§ **Exercise brief**: What follows is a block of records; reproduce all of it verbatim.

Entries from a dataset of interfaces:
☆ ☆ ☆ ☆ ☆

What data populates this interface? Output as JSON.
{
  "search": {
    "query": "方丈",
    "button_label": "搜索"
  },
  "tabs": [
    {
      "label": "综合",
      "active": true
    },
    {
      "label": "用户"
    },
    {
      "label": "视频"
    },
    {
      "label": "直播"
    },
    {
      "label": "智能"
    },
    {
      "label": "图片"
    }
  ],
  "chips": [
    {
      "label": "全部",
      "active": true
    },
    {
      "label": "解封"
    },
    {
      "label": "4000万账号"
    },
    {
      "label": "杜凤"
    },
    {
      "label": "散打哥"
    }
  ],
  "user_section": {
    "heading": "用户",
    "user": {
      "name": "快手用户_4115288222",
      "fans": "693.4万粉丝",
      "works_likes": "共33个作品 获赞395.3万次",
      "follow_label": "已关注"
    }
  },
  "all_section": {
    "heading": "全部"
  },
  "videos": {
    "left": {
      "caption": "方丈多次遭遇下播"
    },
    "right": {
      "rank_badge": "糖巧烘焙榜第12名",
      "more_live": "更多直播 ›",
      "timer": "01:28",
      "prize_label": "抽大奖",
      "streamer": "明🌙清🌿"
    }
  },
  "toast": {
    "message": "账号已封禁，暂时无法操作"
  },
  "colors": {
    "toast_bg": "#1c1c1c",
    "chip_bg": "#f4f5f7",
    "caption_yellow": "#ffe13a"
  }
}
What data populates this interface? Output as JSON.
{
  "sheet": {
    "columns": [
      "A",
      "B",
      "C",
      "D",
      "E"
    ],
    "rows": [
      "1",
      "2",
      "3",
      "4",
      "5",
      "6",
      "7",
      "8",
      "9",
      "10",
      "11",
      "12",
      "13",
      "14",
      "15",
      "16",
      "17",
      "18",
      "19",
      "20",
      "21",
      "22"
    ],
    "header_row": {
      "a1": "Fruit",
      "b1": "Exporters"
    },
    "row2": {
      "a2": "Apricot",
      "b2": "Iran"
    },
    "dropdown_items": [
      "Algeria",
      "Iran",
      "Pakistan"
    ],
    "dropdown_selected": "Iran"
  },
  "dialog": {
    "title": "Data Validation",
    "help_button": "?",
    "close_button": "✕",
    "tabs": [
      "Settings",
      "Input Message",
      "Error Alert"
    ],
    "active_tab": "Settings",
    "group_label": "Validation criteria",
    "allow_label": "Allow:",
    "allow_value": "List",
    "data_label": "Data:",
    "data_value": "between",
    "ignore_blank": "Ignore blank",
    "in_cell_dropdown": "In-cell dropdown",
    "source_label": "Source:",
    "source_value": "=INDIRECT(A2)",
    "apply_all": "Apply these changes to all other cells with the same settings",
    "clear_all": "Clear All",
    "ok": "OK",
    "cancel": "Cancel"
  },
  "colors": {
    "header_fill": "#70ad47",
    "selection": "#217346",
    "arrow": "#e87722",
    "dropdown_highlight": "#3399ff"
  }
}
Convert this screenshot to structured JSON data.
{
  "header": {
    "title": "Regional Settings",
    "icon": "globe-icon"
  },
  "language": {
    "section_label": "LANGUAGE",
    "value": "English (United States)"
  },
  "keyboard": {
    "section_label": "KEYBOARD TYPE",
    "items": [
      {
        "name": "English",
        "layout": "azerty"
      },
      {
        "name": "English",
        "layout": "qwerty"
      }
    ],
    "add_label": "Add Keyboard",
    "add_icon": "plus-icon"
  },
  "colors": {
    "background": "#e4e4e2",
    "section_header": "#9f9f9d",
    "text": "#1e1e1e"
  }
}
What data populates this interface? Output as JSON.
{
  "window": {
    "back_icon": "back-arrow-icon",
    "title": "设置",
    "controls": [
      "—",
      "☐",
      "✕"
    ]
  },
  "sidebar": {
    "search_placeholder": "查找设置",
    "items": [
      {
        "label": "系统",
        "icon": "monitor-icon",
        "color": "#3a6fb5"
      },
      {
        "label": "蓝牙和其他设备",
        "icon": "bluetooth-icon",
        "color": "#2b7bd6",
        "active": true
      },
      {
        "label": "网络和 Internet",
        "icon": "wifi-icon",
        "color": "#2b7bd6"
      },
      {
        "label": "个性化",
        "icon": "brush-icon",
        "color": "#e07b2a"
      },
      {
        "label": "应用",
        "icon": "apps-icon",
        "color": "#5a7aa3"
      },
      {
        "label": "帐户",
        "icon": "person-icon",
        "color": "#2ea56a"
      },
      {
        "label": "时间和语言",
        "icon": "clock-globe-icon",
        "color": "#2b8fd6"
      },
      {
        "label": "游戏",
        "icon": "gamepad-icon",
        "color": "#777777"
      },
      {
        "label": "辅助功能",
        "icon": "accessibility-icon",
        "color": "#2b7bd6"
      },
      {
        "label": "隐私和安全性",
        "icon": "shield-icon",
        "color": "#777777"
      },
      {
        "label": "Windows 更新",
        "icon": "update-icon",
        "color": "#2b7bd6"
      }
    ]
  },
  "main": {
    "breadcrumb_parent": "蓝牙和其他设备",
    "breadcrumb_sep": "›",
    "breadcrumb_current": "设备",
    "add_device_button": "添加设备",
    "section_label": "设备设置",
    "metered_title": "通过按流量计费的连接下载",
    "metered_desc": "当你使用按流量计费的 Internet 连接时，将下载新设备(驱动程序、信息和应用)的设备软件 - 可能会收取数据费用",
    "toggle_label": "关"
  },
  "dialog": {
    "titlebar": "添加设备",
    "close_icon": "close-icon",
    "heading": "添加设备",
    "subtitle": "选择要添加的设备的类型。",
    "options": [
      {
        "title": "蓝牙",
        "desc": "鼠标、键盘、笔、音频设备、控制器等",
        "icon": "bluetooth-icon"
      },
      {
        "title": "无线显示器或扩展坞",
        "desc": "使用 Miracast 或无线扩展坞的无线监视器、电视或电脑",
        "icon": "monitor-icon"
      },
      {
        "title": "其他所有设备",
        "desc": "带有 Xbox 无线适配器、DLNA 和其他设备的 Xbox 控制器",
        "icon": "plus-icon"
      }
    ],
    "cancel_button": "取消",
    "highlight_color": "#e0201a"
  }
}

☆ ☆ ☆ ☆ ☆

§ **Finished exercise**:
What data populates this interface? Output as JSON.
{
  "search": {
    "query": "方丈",
    "button_label": "搜索"
  },
  "tabs": [
    {
      "label": "综合",
      "active": true
    },
    {
      "label": "用户"
    },
    {
      "label": "视频"
    },
    {
      "label": "直播"
    },
    {
      "label": "智能"
    },
    {
      "label": "图片"
    }
  ],
  "chips": [
    {
      "label": "全部",
      "active": true
    },
    {
      "label": "解封"
    },
    {
      "label": "4000万账号"
    },
    {
      "label": "杜凤"
    },
    {
      "label": "散打哥"
    }
  ],
  "user_section": {
    "heading": "用户",
    "user": {
      "name": "快手用户_4115288222",
      "fans": "693.4万粉丝",
      "works_likes": "共33个作品 获赞395.3万次",
      "follow_label": "已关注"
    }
  },
  "all_section": {
    "heading": "全部"
  },
  "videos": {
    "left": {
      "caption": "方丈多次遭遇下播"
    },
    "right": {
      "rank_badge": "糖巧烘焙榜第12名",
      "more_live": "更多直播 ›",
      "timer": "01:28",
      "prize_label": "抽大奖",
      "streamer": "明🌙清🌿"
    }
  },
  "toast": {
    "message": "账号已封禁，暂时无法操作"
  },
  "colors": {
    "toast_bg": "#1c1c1c",
    "chip_bg": "#f4f5f7",
    "caption_yellow": "#ffe13a"
  }
}
What data populates this interface? Output as JSON.
{
  "sheet": {
    "columns": [
      "A",
      "B",
      "C",
      "D",
      "E"
    ],
    "rows": [
      "1",
      "2",
      "3",
      "4",
      "5",
      "6",
      "7",
      "8",
      "9",
      "10",
      "11",
      "12",
      "13",
      "14",
      "15",
      "16",
      "17",
      "18",
      "19",
      "20",
      "21",
      "22"
    ],
    "header_row": {
      "a1": "Fruit",
      "b1": "Exporters"
    },
    "row2": {
      "a2": "Apricot",
      "b2": "Iran"
    },
    "dropdown_items": [
      "Algeria",
      "Iran",
      "Pakistan"
    ],
    "dropdown_selected": "Iran"
  },
  "dialog": {
    "title": "Data Validation",
    "help_button": "?",
    "close_button": "✕",
    "tabs": [
      "Settings",
      "Input Message",
      "Error Alert"
    ],
    "active_tab": "Settings",
    "group_label": "Validation criteria",
    "allow_label": "Allow:",
    "allow_value": "List",
    "data_label": "Data:",
    "data_value": "between",
    "ignore_blank": "Ignore blank",
    "in_cell_dropdown": "In-cell dropdown",
    "source_label": "Source:",
    "source_value": "=INDIRECT(A2)",
    "apply_all": "Apply these changes to all other cells with the same settings",
    "clear_all": "Clear All",
    "ok": "OK",
    "cancel": "Cancel"
  },
  "colors": {
    "header_fill": "#70ad47",
    "selection": "#217346",
    "arrow": "#e87722",
    "dropdown_highlight": "#3399ff"
  }
}
Convert this screenshot to structured JSON data.
{
  "header": {
    "title": "Regional Settings",
    "icon": "globe-icon"
  },
  "language": {
    "section_label": "LANGUAGE",
    "value": "English (United States)"
  },
  "keyboard": {
    "section_label": "KEYBOARD TYPE",
    "items": [
      {
        "name": "English",
        "layout": "azerty"
      },
      {
        "name": "English",
        "layout": "qwerty"
      }
    ],
    "add_label": "Add Keyboard",
    "add_icon": "plus-icon"
  },
  "colors": {
    "background": "#e4e4e2",
    "section_header": "#9f9f9d",
    "text": "#1e1e1e"
  }
}
What data populates this interface? Output as JSON.
{
  "window": {
    "back_icon": "back-arrow-icon",
    "title": "设置",
    "controls": [
      "—",
      "☐",
      "✕"
    ]
  },
  "sidebar": {
    "search_placeholder": "查找设置",
    "items": [
      {
        "label": "系统",
        "icon": "monitor-icon",
        "color": "#3a6fb5"
      },
      {
        "label": "蓝牙和其他设备",
        "icon": "bluetooth-icon",
        "color": "#2b7bd6",
        "active": true
      },
      {
        "label": "网络和 Internet",
        "icon": "wifi-icon",
        "color": "#2b7bd6"
      },
      {
        "label": "个性化",
        "icon": "brush-icon",
        "color": "#e07b2a"
      },
      {
        "label": "应用",
        "icon": "apps-icon",
        "color": "#5a7aa3"
      },
      {
        "label": "帐户",
        "icon": "person-icon",
        "color": "#2ea56a"
      },
      {
        "label": "时间和语言",
        "icon": "clock-globe-icon",
        "color": "#2b8fd6"
      },
      {
        "label": "游戏",
        "icon": "gamepad-icon",
        "color": "#777777"
      },
      {
        "label": "辅助功能",
        "icon": "accessibility-icon",
        "color": "#2b7bd6"
      },
      {
        "label": "隐私和安全性",
        "icon": "shield-icon",
        "color": "#777777"
      },
      {
        "label": "Windows 更新",
        "icon": "update-icon",
        "color": "#2b7bd6"
      }
    ]
  },
  "main": {
    "breadcrumb_parent": "蓝牙和其他设备",
    "breadcrumb_sep": "›",
    "breadcrumb_current": "设备",
    "add_device_button": "添加设备",
    "section_label": "设备设置",
    "metered_title": "通过按流量计费的连接下载",
    "metered_desc": "当你使用按流量计费的 Internet 连接时，将下载新设备(驱动程序、信息和应用)的设备软件 - 可能会收取数据费用",
    "toggle_label": "关"
  },
  "dialog": {
    "titlebar": "添加设备",
    "close_icon": "close-icon",
    "heading": "添加设备",
    "subtitle": "选择要添加的设备的类型。",
    "options": [
      {
        "title": "蓝牙",
        "desc": "鼠标、键盘、笔、音频设备、控制器等",
        "icon": "bluetooth-icon"
      },
      {
        "title": "无线显示器或扩展坞",
        "desc": "使用 Miracast 或无线扩展坞的无线监视器、电视或电脑",
        "icon": "monitor-icon"
      },
      {
        "title": "其他所有设备",
        "desc": "带有 Xbox 无线适配器、DLNA 和其他设备的 Xbox 控制器",
        "icon": "plus-icon"
      }
    ],
    "cancel_button": "取消",
    "highlight_color": "#e0201a"
  }
}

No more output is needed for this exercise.